Awhile back I share one of my favorite productivity guidelines: “Don’t write ANYthing unless you can use what you write at least 3 times!”
One of my own subscribers replied, “Repurposing sounds great. But how do I get enough time to write the content in the first place? And frankly, I don’t enjoy the writing process at all…especially if it’s about me.”
Being a “prolific writer” can sound like a goal for someone else…about as likely as becoming a pro basketball player or ballet dancer.
But being prolific doesn’t require you to be born with talent or invest thousands of hours in practice. Many professional writers learn techniques to improve both quality and quantity of their writing.
Being a prolific writer comes with a nice payoff. You create a presence on the Internet. Even when you go on vacation, you’re still attracting signups and sometimes clients. If you know your stuff, you become a thought leader. People react when they see your name: “Oh, you’re the person who…”
So to start, think of the ways you write easily and effortlessly. For instance, let’s say someone sends you an email. You probably have no trouble replying. And you probably don’t experience the slightest bit of writer’s block.
Another way to write marketing content as effortlessly as you write a note to a good friend: associate each content creation challenge with a story.
Content Creation Challenge: Demonstrate your expertise without bragging.
Do you hate to write about yourself? If so, you’re in excellent company. Even seasoned business owners — even copywriters! — hate to write about themselves.

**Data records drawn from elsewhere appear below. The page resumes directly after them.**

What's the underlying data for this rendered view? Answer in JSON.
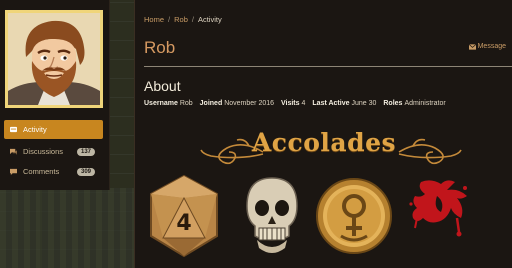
{
  "profile": {
    "name": "Rob"
  },
  "sidebar": {
    "items": [
      {
        "label": "Activity",
        "active": true
      },
      {
        "label": "Discussions",
        "count": "137"
      },
      {
        "label": "Comments",
        "count": "309"
      }
    ]
  },
  "breadcrumb": {
    "home": "Home",
    "user": "Rob",
    "current": "Activity",
    "separator": "/"
  },
  "header": {
    "title": "Rob",
    "message_label": "Message"
  },
  "about": {
    "heading": "About",
    "stats": [
      {
        "key": "Username",
        "value": "Rob"
      },
      {
        "key": "Joined",
        "value": "November 2016"
      },
      {
        "key": "Visits",
        "value": "4"
      },
      {
        "key": "Last Active",
        "value": "June 30"
      },
      {
        "key": "Roles",
        "value": "Administrator"
      }
    ]
  },
  "accolades": {
    "title": "Accolades",
    "badges": [
      {
        "icon": "d20-die-icon",
        "value": "4"
      },
      {
        "icon": "skull-icon"
      },
      {
        "icon": "venus-coin-icon"
      },
      {
        "icon": "blood-splatter-icon"
      }
    ]
  },
  "colors": {
    "accent": "#c8861f",
    "link": "#c99c66",
    "title": "#d69a62",
    "panel": "#1b1612",
    "accolade_gold": "#e0a445"
  }
}
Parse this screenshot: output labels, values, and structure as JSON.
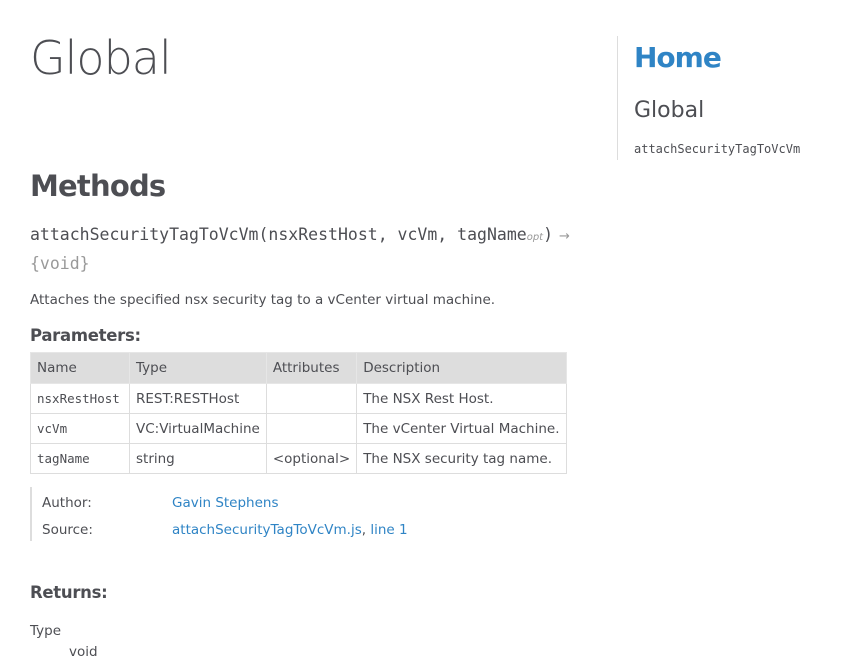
{
  "page": {
    "title": "Global"
  },
  "methods": {
    "heading": "Methods",
    "signature": {
      "name": "attachSecurityTagToVcVm",
      "params_text": "(nsxRestHost, vcVm, tagName",
      "opt_marker": "opt",
      "close": ")",
      "arrow": "→",
      "return_type": "{void}"
    },
    "description": "Attaches the specified nsx security tag to a vCenter virtual machine.",
    "parameters": {
      "heading": "Parameters:",
      "columns": [
        "Name",
        "Type",
        "Attributes",
        "Description"
      ],
      "rows": [
        {
          "name": "nsxRestHost",
          "type": "REST:RESTHost",
          "attributes": "",
          "description": "The NSX Rest Host."
        },
        {
          "name": "vcVm",
          "type": "VC:VirtualMachine",
          "attributes": "",
          "description": "The vCenter Virtual Machine."
        },
        {
          "name": "tagName",
          "type": "string",
          "attributes": "<optional>",
          "description": "The NSX security tag name."
        }
      ]
    },
    "details": {
      "author_label": "Author:",
      "author": "Gavin Stephens",
      "source_label": "Source:",
      "source_file": "attachSecurityTagToVcVm.js",
      "source_sep": ", ",
      "source_line": "line 1"
    },
    "returns": {
      "heading": "Returns:",
      "type_label": "Type",
      "type_value": "void"
    }
  },
  "nav": {
    "home": "Home",
    "section": "Global",
    "items": [
      "attachSecurityTagToVcVm"
    ]
  },
  "colors": {
    "link": "#2f84c5",
    "text": "#4d4e53",
    "table_header": "#dddddd"
  }
}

For this challenge, try the Advice Column hack. Advice columns have been around for over 100 years because people like to read about other people’s problems. The New York Times — a staid, serious newspaper — now has several Q&A columns about such topics as resolving ethical dilemmas, making career decisions, dealing with quirky social situations, and more. These columns have become immensely popular with readers.
So when you need to create content, imagine someone has sent a “Dear Abby” letter to you. They’re sharing a story and asking you for advice.
For instance, a relationship coach identifies her audience as, “Forty-something women who just got cut loose from their marriage, can’t decide whether to jump into dating or join a nunnery, and haven’t had coffee with a stranger for 17 years.”
Now we imagine the letter one of these women might write. What’s her backstory?
“I’ve been out on six blind dates and a nunnery is starting to look pretty good. Am I being too fussy?”
“We spent half an hour arguing over who’d pay the check…which was less than ten bucks for the two of us. What’s a better way to handle the finances of dating?”
“I really like spending time alone. How can I say no to all those people who can’t bear to see me alone, especially on Saturday night?”
You answer each question by telling a success story. Give an example of how you helped a client with each of these problems. Avoid self-descriptions and adjectives. Just tell the story. .
If you don’t have true stories, present scenarios of how you might work with a client
By the way, if you’d like to go deeper into this topic of creating content faster and more easily …
Dennis Becker has a helpful report with specific steps to become a prolific writer. Click here to download – just $27 for a complete package. What’s different is that he breaks down the writing process into categories – easy writing for blog posts, easy writing for short reports, easy writing for Kindle books, easy writing for sales letters and so on.
And if you’ve got an ocean of content to write, and would rather spend your day on the beach … you’re in the right place. If you’ve been trying to get that project off your To Do list and out into the world, look no further. Click here for the details.